%%

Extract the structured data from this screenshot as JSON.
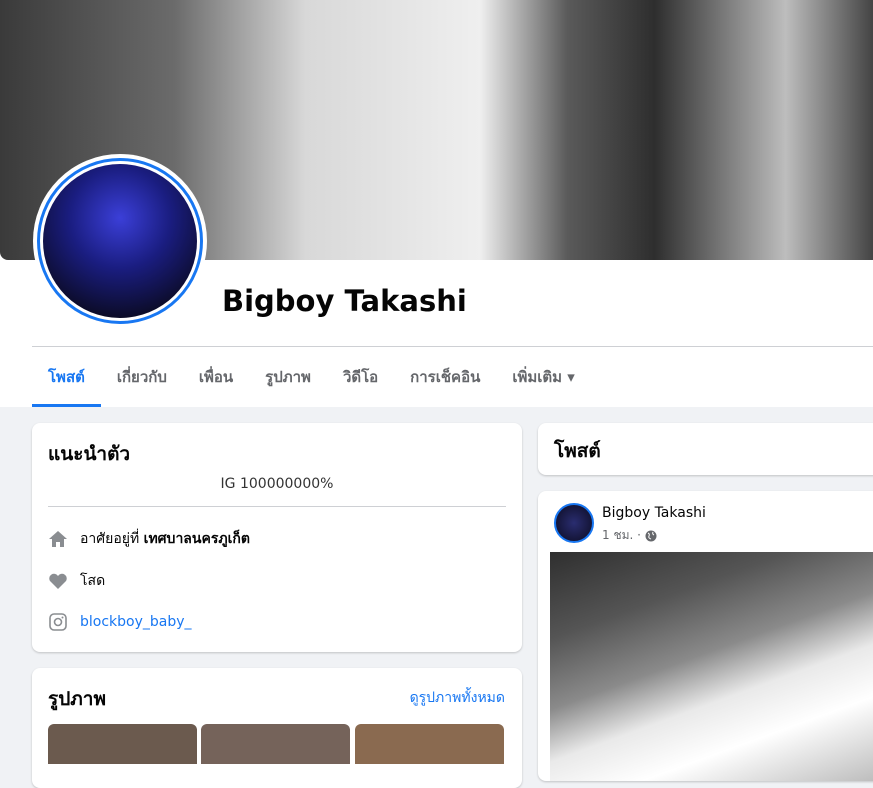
{
  "profile": {
    "name": "Bigboy Takashi"
  },
  "tabs": [
    {
      "label": "โพสต์"
    },
    {
      "label": "เกี่ยวกับ"
    },
    {
      "label": "เพื่อน"
    },
    {
      "label": "รูปภาพ"
    },
    {
      "label": "วิดีโอ"
    },
    {
      "label": "การเช็คอิน"
    },
    {
      "label": "เพิ่มเติม ▾"
    }
  ],
  "intro": {
    "title": "แนะนำตัว",
    "bio": "IG 100000000%",
    "lives_prefix": "อาศัยอยู่ที่ ",
    "lives_place": "เทศบาลนครภูเก็ต",
    "relationship": "โสด",
    "instagram": "blockboy_baby_"
  },
  "photos": {
    "title": "รูปภาพ",
    "see_all": "ดูรูปภาพทั้งหมด"
  },
  "posts": {
    "title": "โพสต์"
  },
  "post": {
    "author": "Bigboy Takashi",
    "time": "1 ชม. ·"
  },
  "colors": {
    "accent": "#1877f2"
  }
}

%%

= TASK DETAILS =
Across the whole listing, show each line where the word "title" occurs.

= REPLY TO THE TASK =
    "title": "แนะนำตัว",
    "title": "รูปภาพ",
    "title": "โพสต์"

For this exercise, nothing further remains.